Americans cut their spending at retail stores and restaurants in March for the second straight month, a sign consumers are becoming more cautious after a burst of spending in January.
WASHINGTON — Americans cut their spending at retail stores in March for the second straight month, a sign consumers are becoming more cautious after a burst of spending in January.
Retail sales dropped 1% in March from February, a sharper decline than the 0.2% fall in the previous month. Sales jumped 3.1% in January, as unusually warm weather and a big jump in Social Security benefits likely spurred more spending.
Sales fell among most retailers, including at auto dealers, gas stations, electronics stores, and home and garden stores. Gas-station sales plunged 5.5% in March, though the data isn’t adjusted for price changes, and gas prices fell last month.
Excluding car dealers and gas stations, retail sales fell a less-dramatic 0.3%. Spending jumped 1.9% at online retailers and ticked up 0.1% at restaurants and bars.
The decline in sales adds to other recent evidence that the economy is cooling as consumers grapple with higher interest rates and the impact of a year-long bout of elevated inflation. Companies are posting fewer open jobs, hiring has slowed even as it remains solid, and layoffs have ticked up.
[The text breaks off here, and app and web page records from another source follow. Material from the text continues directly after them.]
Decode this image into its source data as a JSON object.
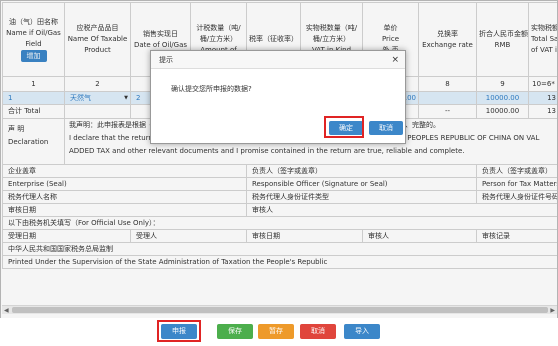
{
  "header": {
    "col1_cn": "油（气）田名称",
    "col1_en1": "Name if Oil/Gas",
    "col1_en2": "Field",
    "add_label": "增加",
    "col2_cn": "应税产品品目",
    "col2_en1": "Name Of Taxable",
    "col2_en2": "Product",
    "col3_cn": "销售实现日",
    "col3_en": "Date of Oil/Gas",
    "col4_cn1": "计税数量（吨/",
    "col4_cn2": "桶/立方米）",
    "col4_en": "Amount of",
    "col5_cn": "税率（征收率）",
    "col6_cn1": "实物税数量（吨/",
    "col6_cn2": "桶/立方米）",
    "col6_en": "VAT in Kind",
    "price_cn": "单价",
    "price_en": "Price",
    "fc_cn": "外 币",
    "rate_cn": "兑换率",
    "rate_en": "Exchange rate",
    "rmb_cn": "折合人民币金额",
    "rmb_en": "RMB",
    "last_cn": "实物税额",
    "last_en1": "Total Sale",
    "last_en2": "of VAT in"
  },
  "index_row": [
    "1",
    "2",
    "",
    "",
    "",
    "",
    "",
    "8",
    "9",
    "10=6*"
  ],
  "data_row": {
    "num": "1",
    "product": "天然气",
    "date_prefix": "2",
    "fc": "0.00",
    "rmb": "10000.00",
    "last": "13"
  },
  "total_row": {
    "label": "合计 Total",
    "dash1": "--",
    "dash2": "--",
    "rmb": "10000.00",
    "last": "13"
  },
  "declaration": {
    "label_cn": "声 明",
    "label_en": "Declaration",
    "line_cn": "我声明：此申报表是根据《中华人民共和国增值税暂行条例》及有关规定填报的，我确信它是真实的、可靠的、完整的。",
    "line_en1": "I declare that the return is filled out in accordance with the PROVISIONAL REGULATIONS OF THE PEOPLES REPUBLIC OF CHINA ON VAL",
    "line_en2": "ADDED TAX and other relevant documents and I promise contained in the return are true, reliable and complete."
  },
  "sign": {
    "seal_cn": "企业盖章",
    "seal_en": "Enterprise (Seal)",
    "resp_cn": "负责人（签字或盖章）",
    "resp_en": "Responsible Officer (Signature or Seal)",
    "person_cn": "负责人（签字或盖章）",
    "person_en": "Person for Tax Matters (Sign",
    "agent_name": "税务代理人名称",
    "agent_id_type": "税务代理人身份证件类型",
    "agent_id_no": "税务代理人身份证件号码",
    "audit_date": "审核日期",
    "auditor": "审核人"
  },
  "official": {
    "title": "以下由税务机关填写（For Official Use Only）：",
    "accept_date": "受理日期",
    "acceptor": "受理人",
    "audit_date": "审核日期",
    "auditor": "审核人",
    "audit_record": "审核记录"
  },
  "footer": {
    "cn": "中华人民共和国国家税务总局监制",
    "en": "Printed Under the Supervision of the State Administration of Taxation the People's Republic"
  },
  "modal": {
    "title": "提示",
    "message": "确认提交您所申报的数据?",
    "ok": "确定",
    "cancel": "取消",
    "close": "×"
  },
  "buttons": {
    "submit": "申报",
    "save": "保存",
    "temp_save": "暂存",
    "cancel": "取消",
    "import": "导入"
  },
  "colors": {
    "blue": "#3c87c9",
    "green": "#4cae4c",
    "orange": "#ee9a2a",
    "red": "#e0453c",
    "highlight": "#e02424"
  }
}
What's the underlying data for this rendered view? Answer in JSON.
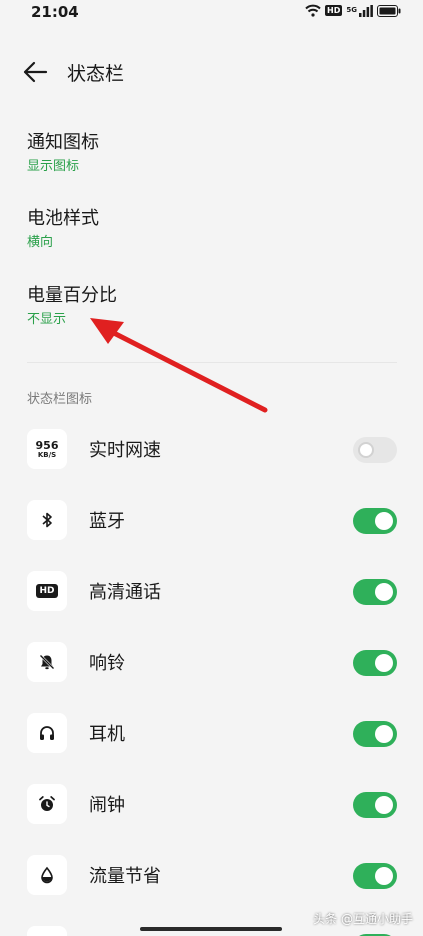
{
  "status_bar": {
    "time": "21:04",
    "hd_badge": "HD",
    "network_label": "5G"
  },
  "header": {
    "title": "状态栏"
  },
  "settings": [
    {
      "label": "通知图标",
      "value": "显示图标"
    },
    {
      "label": "电池样式",
      "value": "横向"
    },
    {
      "label": "电量百分比",
      "value": "不显示"
    }
  ],
  "section": {
    "title": "状态栏图标"
  },
  "icon_rows": [
    {
      "label": "实时网速",
      "icon": "network-speed-icon",
      "icon_text": "956",
      "icon_subtext": "KB/S",
      "enabled": false
    },
    {
      "label": "蓝牙",
      "icon": "bluetooth-icon",
      "enabled": true
    },
    {
      "label": "高清通话",
      "icon": "hd-call-icon",
      "icon_text": "HD",
      "enabled": true
    },
    {
      "label": "响铃",
      "icon": "bell-muted-icon",
      "enabled": true
    },
    {
      "label": "耳机",
      "icon": "headphones-icon",
      "enabled": true
    },
    {
      "label": "闹钟",
      "icon": "alarm-clock-icon",
      "enabled": true
    },
    {
      "label": "流量节省",
      "icon": "data-saver-icon",
      "enabled": true
    }
  ],
  "watermark": "头条 @互通小助手",
  "colors": {
    "accent_green": "#2fb05a",
    "arrow_red": "#e02020"
  }
}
The slowdown in spending has fueled fears that the economy could be nearing a recession. Growth likely reached about 2% at an annual rate in the first three months of this year, but falling retail sales suggest that consumers, who power about two-thirds of economic activity, are losing momentum. If consumers remain weak, the economy could even contract in the April-June quarter, economists said.
“The cumulative effect of historically high inflation, rising interest rates, and reduced access to credit is already taking a toll on consumers’ ability and willingness to spend,” said Lydia Boussour, senior economist at EY Parthenon. “The consumer engine lost significant momentum as the (first) quarter progressed, setting the stage for weak consumption growth in the second quarter.
In addition, economists are closely watching to see if banks pull back on lending in the wake of the collapse of two large banks last month. Many smaller banks have lost deposits to larger competitors, which could force them to offer fewer loans to consumers and businesses. That could further weaken growth.
On Wednesday, minutes of the Federal Reserve’s March 21-22 meeting revealed that the central bank’s staff economists are now forecasting a “mild recession” later this year, in large part because the potential for a reduction in lending to weigh on growth.
Still, consumers could rebound in coming months as businesses are adding jobs and wages have been rising at a historically rapid pace. Economists at Bank of America have calculated that smaller tax refunds in March likely held back spending last month.
In an analysis of card spending by its customers, Bank of America found that spending in many areas rebounded in late March, including for airline tickets, entertainment, dining out, and groceries.